I was lucky and was able to get a free antenna from the Pima County Emergency Communication and Operations center. If you know enough Hams you can probably either get a used antenna or borrow one. I am using a flat panel antenna, which means I have to point it directly at another node in order to pick up a signal.
I don't know the brand but it is basically this and it works just great.
I had to do some modifications to get the Bullet installed. It had previously been used in a video system, so it had a plastic enclosure with an Ethernet controller inside. I removed the top of the enclosure, and the controller inside, and was then able to screw in the Bullet, like this.
In order to make this stable, I should remove the rest of the enclosure and use the elbow connector that came with the Bullet.
The Bullet is supposed to be weather proof, so I should not need to put it in an enclosure (the weather in Southern Arizona is pretty mild most of the time, too).
Pro Tip: It took me a while to figure this out. There is a black cap with a rubber collar that you can wrap around the Ethernet cable. You can take out the rubber collar and open it up to wrap around the Ethernet cable and then screw the pieces together like this:
The Wireless Access Point
To make it easier to get my computers on the mesh network, I decided to plug in one of the Linksys WAP54G wireless access points I got for a really good deal at the OVARC Hamfest.
After I configured my WAP54G, I just connected it to the LAN port on the Bullet POE box.
Now I can put any of my computers on the network. I plan on hooking up a Raspberry Pi 3 and using it to serve an application I have in mind.
Note: for some reason my WAP54G stops working and I have to cycle power to the WAP, so this might not be a long-term solution.
Putting it all together
This is my setup. Now I just need to figure out how to mount this outside with line of sight to the central node (on the 5151 Broadway building).

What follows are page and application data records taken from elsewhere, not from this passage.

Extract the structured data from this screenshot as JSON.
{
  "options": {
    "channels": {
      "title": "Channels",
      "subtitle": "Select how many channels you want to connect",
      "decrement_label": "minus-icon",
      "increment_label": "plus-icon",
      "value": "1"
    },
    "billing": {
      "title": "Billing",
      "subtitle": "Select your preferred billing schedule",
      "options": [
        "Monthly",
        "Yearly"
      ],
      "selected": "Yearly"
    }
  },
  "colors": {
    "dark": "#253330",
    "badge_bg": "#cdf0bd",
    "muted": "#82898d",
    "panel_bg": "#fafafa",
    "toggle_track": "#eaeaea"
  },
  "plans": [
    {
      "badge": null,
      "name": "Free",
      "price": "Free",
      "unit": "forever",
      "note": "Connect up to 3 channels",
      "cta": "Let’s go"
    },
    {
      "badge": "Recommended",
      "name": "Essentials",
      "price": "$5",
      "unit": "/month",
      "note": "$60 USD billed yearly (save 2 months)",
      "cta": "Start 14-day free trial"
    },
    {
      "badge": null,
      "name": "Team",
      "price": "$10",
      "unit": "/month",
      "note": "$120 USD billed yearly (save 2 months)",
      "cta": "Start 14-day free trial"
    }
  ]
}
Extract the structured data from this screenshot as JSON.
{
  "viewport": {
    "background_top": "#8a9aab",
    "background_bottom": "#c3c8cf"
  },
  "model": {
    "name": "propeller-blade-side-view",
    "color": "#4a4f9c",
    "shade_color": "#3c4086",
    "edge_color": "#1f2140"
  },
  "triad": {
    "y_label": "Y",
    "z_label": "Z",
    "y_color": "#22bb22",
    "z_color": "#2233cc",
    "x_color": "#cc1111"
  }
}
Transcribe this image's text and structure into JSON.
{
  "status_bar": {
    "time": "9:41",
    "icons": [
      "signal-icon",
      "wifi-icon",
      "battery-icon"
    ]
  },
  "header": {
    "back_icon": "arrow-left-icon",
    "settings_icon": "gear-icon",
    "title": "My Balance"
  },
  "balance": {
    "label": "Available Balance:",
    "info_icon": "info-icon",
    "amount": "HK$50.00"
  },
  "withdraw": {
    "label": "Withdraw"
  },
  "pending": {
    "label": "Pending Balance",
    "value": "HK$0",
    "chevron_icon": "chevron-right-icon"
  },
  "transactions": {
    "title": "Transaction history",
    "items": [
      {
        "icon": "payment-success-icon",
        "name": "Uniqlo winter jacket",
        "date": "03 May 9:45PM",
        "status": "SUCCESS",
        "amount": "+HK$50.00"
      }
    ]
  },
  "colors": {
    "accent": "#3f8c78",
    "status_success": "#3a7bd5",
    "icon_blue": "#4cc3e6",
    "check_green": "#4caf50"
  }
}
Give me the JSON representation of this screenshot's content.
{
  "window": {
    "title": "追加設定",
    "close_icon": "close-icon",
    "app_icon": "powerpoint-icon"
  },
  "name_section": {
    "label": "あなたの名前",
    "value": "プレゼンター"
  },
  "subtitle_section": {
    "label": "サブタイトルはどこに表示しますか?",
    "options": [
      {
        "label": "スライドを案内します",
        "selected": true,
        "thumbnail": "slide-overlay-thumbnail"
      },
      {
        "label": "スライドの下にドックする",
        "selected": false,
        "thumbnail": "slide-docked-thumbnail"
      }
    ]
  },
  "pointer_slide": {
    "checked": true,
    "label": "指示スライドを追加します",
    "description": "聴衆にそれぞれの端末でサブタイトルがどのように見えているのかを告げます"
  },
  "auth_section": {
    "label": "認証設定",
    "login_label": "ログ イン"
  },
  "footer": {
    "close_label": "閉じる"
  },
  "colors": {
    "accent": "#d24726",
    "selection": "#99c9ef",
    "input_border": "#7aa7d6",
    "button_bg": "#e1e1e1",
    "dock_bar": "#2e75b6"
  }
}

I want to build a messaging application that also use IPFS that can be used on the mesh network. I will probably use a Raspberry Pi 3 as the server.